The city of Diyarbakır had dreams, once
Cities, I believe, also have dreams like humans. In numerous travels to Edirne from the most western part of the country, to the southeastern cities Gaziantep, Mardin and Diyarbakır, I have come across these dreams.
Diyarbakır, which has been the venue of armed clashes since July, where a war climate reigns, is at the top of cities whose dreams have been shattered like glass castles.
The Diyarbakır Business Council, made up of 22 institutions including the Chamber of Commerce and Industry, Diyarbakır Trade Bourse and its Chamber of Merchants and Craftsmen, has recently presented a report to Deputy Prime Minister Mehmet Şimşek and Development Minister Cevdet Yılmaz in Ankara.

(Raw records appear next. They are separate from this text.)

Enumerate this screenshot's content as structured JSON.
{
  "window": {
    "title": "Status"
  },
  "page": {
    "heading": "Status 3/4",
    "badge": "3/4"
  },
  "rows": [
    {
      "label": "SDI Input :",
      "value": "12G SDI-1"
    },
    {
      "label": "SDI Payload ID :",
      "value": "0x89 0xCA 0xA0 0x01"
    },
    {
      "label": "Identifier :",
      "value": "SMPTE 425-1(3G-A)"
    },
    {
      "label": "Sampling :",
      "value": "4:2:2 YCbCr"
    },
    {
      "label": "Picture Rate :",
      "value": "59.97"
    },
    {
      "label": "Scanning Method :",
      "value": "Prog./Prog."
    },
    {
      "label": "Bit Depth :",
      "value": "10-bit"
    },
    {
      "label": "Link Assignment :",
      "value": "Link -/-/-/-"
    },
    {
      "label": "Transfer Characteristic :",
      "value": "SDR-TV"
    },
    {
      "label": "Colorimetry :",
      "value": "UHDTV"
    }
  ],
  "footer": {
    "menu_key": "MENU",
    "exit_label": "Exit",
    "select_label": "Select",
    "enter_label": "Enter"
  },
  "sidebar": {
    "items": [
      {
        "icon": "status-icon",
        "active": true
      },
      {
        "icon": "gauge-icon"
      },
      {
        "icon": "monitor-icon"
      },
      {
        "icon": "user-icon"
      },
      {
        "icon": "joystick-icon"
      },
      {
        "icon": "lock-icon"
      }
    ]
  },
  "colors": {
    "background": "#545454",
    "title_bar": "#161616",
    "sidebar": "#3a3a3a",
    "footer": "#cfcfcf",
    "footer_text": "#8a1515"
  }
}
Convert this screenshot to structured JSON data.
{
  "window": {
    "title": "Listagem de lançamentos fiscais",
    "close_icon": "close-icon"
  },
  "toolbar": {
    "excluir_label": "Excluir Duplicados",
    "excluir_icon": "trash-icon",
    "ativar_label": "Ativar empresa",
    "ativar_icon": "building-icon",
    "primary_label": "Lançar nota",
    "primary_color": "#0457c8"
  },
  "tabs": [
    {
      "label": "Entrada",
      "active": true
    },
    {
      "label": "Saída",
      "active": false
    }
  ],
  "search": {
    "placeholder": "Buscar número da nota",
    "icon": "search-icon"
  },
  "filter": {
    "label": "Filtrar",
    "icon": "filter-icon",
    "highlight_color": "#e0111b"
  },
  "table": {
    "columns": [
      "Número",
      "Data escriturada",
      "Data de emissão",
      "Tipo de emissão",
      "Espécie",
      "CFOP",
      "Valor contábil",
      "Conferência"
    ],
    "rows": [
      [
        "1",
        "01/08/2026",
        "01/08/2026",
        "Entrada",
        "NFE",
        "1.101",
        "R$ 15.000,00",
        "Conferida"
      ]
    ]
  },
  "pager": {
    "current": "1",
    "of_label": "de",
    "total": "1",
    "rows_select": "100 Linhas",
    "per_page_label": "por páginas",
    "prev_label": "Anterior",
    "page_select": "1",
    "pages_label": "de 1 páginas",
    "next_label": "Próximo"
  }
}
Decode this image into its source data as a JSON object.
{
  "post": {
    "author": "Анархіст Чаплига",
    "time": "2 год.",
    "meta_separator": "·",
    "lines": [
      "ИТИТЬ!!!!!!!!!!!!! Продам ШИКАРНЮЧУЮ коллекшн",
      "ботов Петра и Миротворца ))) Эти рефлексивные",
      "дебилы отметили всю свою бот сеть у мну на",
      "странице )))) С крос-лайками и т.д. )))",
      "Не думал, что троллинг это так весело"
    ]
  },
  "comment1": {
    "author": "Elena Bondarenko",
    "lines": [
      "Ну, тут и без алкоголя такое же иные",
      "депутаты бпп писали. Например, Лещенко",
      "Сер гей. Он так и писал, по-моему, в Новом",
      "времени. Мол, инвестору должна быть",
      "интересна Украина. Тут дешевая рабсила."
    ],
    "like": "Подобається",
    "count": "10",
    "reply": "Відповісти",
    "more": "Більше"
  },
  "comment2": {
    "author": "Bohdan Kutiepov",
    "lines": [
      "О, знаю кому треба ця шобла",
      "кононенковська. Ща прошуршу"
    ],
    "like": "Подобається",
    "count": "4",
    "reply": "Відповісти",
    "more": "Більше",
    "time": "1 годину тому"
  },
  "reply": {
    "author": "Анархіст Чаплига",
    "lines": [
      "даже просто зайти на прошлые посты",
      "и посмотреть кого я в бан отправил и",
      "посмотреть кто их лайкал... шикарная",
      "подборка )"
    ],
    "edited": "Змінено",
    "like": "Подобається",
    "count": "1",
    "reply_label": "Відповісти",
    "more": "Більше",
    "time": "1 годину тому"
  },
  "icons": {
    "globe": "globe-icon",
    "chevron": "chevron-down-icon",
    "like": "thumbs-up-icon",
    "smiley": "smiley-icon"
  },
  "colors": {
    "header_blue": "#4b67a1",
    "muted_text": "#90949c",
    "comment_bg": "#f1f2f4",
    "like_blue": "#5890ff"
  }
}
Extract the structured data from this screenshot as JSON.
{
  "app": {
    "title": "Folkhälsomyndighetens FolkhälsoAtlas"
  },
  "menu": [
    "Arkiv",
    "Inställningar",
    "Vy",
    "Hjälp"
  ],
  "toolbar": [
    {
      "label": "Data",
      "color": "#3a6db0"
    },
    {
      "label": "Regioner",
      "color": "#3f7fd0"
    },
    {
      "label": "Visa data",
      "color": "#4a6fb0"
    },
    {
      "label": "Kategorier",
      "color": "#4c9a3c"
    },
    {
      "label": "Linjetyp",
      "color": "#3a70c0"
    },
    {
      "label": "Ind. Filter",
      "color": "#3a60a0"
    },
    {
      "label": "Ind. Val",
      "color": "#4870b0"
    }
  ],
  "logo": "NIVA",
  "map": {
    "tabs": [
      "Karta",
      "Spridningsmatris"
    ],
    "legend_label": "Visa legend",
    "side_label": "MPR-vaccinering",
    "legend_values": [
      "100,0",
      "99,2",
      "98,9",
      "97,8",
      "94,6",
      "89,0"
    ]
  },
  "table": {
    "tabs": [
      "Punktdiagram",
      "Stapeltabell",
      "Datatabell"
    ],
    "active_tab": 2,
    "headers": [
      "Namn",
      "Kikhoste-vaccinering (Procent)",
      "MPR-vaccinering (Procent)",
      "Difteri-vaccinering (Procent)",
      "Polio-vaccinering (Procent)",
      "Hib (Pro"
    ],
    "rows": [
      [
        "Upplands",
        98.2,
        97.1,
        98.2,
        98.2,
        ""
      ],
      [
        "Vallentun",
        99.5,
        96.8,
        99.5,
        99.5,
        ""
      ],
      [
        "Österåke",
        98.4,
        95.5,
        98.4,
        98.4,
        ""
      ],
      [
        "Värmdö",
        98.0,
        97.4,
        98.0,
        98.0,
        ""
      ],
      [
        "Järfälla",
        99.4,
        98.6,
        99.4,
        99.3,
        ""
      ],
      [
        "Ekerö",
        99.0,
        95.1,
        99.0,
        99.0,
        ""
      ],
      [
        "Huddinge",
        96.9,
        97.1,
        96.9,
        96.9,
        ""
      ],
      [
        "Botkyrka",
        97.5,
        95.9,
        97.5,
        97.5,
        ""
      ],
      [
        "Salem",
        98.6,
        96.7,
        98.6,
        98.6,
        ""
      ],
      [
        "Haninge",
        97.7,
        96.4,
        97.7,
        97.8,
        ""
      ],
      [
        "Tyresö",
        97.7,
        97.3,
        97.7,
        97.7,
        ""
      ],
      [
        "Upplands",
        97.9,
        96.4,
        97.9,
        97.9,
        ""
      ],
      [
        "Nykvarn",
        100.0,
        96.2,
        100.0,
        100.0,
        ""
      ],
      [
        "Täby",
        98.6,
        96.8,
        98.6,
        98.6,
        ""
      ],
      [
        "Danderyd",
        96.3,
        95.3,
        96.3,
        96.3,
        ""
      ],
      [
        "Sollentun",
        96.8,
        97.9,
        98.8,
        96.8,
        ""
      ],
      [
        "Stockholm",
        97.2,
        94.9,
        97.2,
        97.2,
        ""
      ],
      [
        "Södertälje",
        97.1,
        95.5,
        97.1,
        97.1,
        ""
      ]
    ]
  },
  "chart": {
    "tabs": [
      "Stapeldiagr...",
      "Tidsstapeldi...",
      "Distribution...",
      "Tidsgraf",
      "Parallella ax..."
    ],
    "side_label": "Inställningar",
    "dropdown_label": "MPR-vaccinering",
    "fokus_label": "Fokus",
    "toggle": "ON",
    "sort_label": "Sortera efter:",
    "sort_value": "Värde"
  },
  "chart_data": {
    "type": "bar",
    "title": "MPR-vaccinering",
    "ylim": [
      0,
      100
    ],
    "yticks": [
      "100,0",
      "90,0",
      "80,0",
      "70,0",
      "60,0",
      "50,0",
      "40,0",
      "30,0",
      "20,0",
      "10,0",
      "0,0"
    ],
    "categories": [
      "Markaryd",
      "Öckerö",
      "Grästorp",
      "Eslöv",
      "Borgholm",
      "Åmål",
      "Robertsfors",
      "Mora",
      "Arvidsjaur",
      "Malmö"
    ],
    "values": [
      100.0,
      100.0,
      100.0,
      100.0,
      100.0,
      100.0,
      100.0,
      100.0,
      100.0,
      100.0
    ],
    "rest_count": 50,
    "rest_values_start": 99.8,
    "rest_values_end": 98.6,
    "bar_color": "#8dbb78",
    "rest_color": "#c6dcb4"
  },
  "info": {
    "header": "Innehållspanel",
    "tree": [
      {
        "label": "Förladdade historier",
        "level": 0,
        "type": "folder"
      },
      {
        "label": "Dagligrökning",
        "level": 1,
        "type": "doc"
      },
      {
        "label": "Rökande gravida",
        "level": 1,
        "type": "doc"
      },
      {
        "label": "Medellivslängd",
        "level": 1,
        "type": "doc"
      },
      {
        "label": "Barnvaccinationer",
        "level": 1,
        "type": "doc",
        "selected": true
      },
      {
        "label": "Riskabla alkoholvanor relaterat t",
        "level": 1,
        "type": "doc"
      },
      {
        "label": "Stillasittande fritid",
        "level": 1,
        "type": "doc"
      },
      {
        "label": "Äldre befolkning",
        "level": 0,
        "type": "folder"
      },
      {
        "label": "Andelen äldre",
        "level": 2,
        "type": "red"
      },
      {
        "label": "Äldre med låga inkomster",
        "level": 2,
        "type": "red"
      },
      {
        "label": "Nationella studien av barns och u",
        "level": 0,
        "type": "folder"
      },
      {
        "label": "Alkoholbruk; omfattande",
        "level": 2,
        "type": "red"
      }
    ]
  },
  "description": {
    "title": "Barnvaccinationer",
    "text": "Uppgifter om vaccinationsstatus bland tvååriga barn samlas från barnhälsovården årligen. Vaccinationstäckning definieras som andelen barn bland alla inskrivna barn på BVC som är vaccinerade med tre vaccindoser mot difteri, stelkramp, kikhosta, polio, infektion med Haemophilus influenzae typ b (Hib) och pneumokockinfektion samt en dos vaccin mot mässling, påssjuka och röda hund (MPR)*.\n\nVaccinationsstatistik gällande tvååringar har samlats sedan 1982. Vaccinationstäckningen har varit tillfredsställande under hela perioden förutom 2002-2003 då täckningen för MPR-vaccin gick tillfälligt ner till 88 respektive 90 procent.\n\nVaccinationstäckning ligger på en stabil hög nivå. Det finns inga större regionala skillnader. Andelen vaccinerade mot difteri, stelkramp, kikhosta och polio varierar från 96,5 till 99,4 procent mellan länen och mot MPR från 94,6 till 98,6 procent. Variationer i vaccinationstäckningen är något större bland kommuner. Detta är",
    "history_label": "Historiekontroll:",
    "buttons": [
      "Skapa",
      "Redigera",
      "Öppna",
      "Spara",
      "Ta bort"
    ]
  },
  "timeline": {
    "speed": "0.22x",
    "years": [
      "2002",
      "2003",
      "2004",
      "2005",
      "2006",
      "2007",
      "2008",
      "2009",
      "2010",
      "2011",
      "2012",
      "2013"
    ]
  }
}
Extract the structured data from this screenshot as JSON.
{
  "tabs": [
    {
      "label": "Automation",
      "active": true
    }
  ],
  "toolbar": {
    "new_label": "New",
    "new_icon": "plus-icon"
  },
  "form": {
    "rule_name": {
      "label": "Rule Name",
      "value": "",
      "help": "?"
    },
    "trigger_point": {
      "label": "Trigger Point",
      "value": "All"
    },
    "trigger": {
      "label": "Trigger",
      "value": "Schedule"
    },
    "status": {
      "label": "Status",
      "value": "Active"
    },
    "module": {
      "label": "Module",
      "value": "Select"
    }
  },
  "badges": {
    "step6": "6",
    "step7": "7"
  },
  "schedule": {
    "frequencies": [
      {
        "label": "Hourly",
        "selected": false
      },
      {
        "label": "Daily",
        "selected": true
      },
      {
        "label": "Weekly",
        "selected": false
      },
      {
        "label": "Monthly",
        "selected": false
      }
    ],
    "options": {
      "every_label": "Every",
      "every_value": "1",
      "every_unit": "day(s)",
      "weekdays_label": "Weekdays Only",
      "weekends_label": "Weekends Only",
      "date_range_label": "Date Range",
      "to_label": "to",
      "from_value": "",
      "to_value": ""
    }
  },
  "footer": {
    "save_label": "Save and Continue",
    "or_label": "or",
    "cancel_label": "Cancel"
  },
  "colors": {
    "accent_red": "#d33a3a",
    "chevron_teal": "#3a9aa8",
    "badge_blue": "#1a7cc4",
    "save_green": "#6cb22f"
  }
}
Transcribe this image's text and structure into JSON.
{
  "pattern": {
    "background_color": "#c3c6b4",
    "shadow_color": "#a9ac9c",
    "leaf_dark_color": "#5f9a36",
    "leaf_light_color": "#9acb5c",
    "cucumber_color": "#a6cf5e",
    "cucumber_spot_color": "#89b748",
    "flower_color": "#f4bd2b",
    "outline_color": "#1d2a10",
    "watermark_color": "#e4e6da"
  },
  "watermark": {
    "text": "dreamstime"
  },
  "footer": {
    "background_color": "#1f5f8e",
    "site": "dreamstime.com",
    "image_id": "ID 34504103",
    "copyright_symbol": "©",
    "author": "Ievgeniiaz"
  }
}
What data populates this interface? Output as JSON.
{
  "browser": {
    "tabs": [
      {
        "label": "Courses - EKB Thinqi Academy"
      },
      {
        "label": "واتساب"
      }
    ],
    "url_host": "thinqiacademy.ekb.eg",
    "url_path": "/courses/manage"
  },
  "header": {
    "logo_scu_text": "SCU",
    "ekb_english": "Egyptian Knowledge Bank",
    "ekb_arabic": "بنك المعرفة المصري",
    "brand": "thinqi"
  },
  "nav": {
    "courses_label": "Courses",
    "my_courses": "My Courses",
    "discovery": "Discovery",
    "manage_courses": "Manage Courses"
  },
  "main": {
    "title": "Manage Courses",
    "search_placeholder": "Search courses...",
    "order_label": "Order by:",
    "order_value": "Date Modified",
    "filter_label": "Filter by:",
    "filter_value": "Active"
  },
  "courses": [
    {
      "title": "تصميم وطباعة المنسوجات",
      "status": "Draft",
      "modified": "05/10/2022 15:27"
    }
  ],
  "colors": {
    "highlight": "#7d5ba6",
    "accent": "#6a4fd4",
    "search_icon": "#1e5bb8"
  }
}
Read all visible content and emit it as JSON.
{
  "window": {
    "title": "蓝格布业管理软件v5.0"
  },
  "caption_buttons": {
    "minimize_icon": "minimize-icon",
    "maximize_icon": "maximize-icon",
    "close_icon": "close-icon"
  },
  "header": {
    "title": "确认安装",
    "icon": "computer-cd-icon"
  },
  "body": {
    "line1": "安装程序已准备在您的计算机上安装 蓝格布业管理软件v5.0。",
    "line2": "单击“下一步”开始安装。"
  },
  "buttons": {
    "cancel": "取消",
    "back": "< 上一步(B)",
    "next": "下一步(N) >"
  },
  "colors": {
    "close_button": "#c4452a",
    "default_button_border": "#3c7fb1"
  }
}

What would a business report mean, you might ask, in an environment where innocent children are dying one by one, where daily life has halted because of curfews, where 300,000 people had to leave their homes in three months?
In fact, as a writer friend from Diyarbakır told me, the effort of the Diyarbakır Business Council is to pour a cup of water on the region’s fire.
The report said in the Sur district of the city, more than 360 businesses have closed down, commercial activities have almost come to a full stop and the already high unemployment has peaked.
The tourism sector, which had big expectations last July after Diyarbakır’s ancient city walls and Hevsel Gardens were listed on UNESCO’s World Culture Heritage List, has also halted.
Including the five-star hotels in Diyarbakır, more than 20 hotels in the Sur district have closed. The report said the occupancy rates of these hotels during the resolution process were 80 percent to 85 percent; this figure now is zero.
I remember well what kind of an accommodation problem Diyarbakır had when I first visited the city at the end of 1990s. As far as I remember, there was only the old Kervansaray Hotel in Sur. Now, the renovated Kervansaray is a five-star hotel.
In an another visit to the city much before the resolution process, Chamber of Trade and Industry head Kutbettin Arzu told me that Diyarbakır had started silk production again, a reminder that the city once competed with Bursa in silk production.
He explained how they were making use of the EU funds to revive silk cocoon production, which measured 300 tons in the 1960s. He said they were aiming to revive tourism by restoring the city walls of Diyarbakır.
Arzu was later a deputy for the Justice and Development Party (AKP) and the Agriculture Minister for three months in the election government. We talked on the phone after they presented their report in Ankara.
“So many dreams the city of Diyarbakır had,” I told him.